#### PROBLEM DETAILS
Set down each line of the data exactly, but not the pictures.

#### RECORDS SUPPLIED
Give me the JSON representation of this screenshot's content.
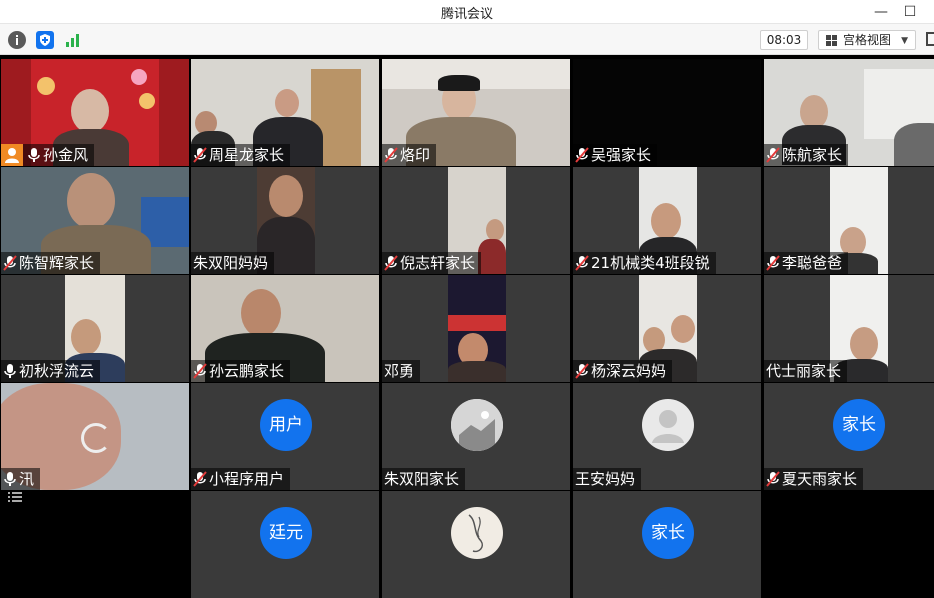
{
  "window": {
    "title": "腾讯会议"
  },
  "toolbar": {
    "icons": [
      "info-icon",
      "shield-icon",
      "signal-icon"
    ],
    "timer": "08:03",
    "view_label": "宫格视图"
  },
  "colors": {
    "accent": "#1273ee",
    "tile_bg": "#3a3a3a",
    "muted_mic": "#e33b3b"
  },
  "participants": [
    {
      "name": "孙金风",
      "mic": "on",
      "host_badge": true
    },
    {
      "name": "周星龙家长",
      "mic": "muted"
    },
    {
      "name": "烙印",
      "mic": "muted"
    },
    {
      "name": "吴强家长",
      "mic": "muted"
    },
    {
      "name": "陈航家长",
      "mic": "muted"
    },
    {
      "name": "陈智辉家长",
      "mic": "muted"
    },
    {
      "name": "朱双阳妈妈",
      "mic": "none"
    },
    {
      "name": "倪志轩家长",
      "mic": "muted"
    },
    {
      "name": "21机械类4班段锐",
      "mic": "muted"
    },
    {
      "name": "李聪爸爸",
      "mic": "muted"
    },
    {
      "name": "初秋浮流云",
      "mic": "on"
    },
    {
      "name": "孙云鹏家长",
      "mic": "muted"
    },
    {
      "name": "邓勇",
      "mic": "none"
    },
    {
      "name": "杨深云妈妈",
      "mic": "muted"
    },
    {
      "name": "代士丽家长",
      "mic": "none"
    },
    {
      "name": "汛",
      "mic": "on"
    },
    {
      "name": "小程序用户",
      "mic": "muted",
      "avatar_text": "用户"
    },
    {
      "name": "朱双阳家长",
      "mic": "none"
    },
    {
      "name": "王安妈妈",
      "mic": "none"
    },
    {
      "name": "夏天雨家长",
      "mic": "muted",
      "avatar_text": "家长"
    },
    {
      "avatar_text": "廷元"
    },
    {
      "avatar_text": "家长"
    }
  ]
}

#### WRITTEN ANSWER
Give me the JSON representation of this screenshot's content.
{
  "window": {
    "title": "腾讯会议"
  },
  "toolbar": {
    "icons": [
      "info-icon",
      "shield-icon",
      "signal-icon"
    ],
    "timer": "08:03",
    "view_label": "宫格视图"
  },
  "colors": {
    "accent": "#1273ee",
    "tile_bg": "#3a3a3a",
    "muted_mic": "#e33b3b"
  },
  "participants": [
    {
      "name": "孙金风",
      "mic": "on",
      "host_badge": true
    },
    {
      "name": "周星龙家长",
      "mic": "muted"
    },
    {
      "name": "烙印",
      "mic": "muted"
    },
    {
      "name": "吴强家长",
      "mic": "muted"
    },
    {
      "name": "陈航家长",
      "mic": "muted"
    },
    {
      "name": "陈智辉家长",
      "mic": "muted"
    },
    {
      "name": "朱双阳妈妈",
      "mic": "none"
    },
    {
      "name": "倪志轩家长",
      "mic": "muted"
    },
    {
      "name": "21机械类4班段锐",
      "mic": "muted"
    },
    {
      "name": "李聪爸爸",
      "mic": "muted"
    },
    {
      "name": "初秋浮流云",
      "mic": "on"
    },
    {
      "name": "孙云鹏家长",
      "mic": "muted"
    },
    {
      "name": "邓勇",
      "mic": "none"
    },
    {
      "name": "杨深云妈妈",
      "mic": "muted"
    },
    {
      "name": "代士丽家长",
      "mic": "none"
    },
    {
      "name": "汛",
      "mic": "on"
    },
    {
      "name": "小程序用户",
      "mic": "muted",
      "avatar_text": "用户"
    },
    {
      "name": "朱双阳家长",
      "mic": "none"
    },
    {
      "name": "王安妈妈",
      "mic": "none"
    },
    {
      "name": "夏天雨家长",
      "mic": "muted",
      "avatar_text": "家长"
    },
    {
      "avatar_text": "廷元"
    },
    {
      "avatar_text": "家长"
    }
  ]
}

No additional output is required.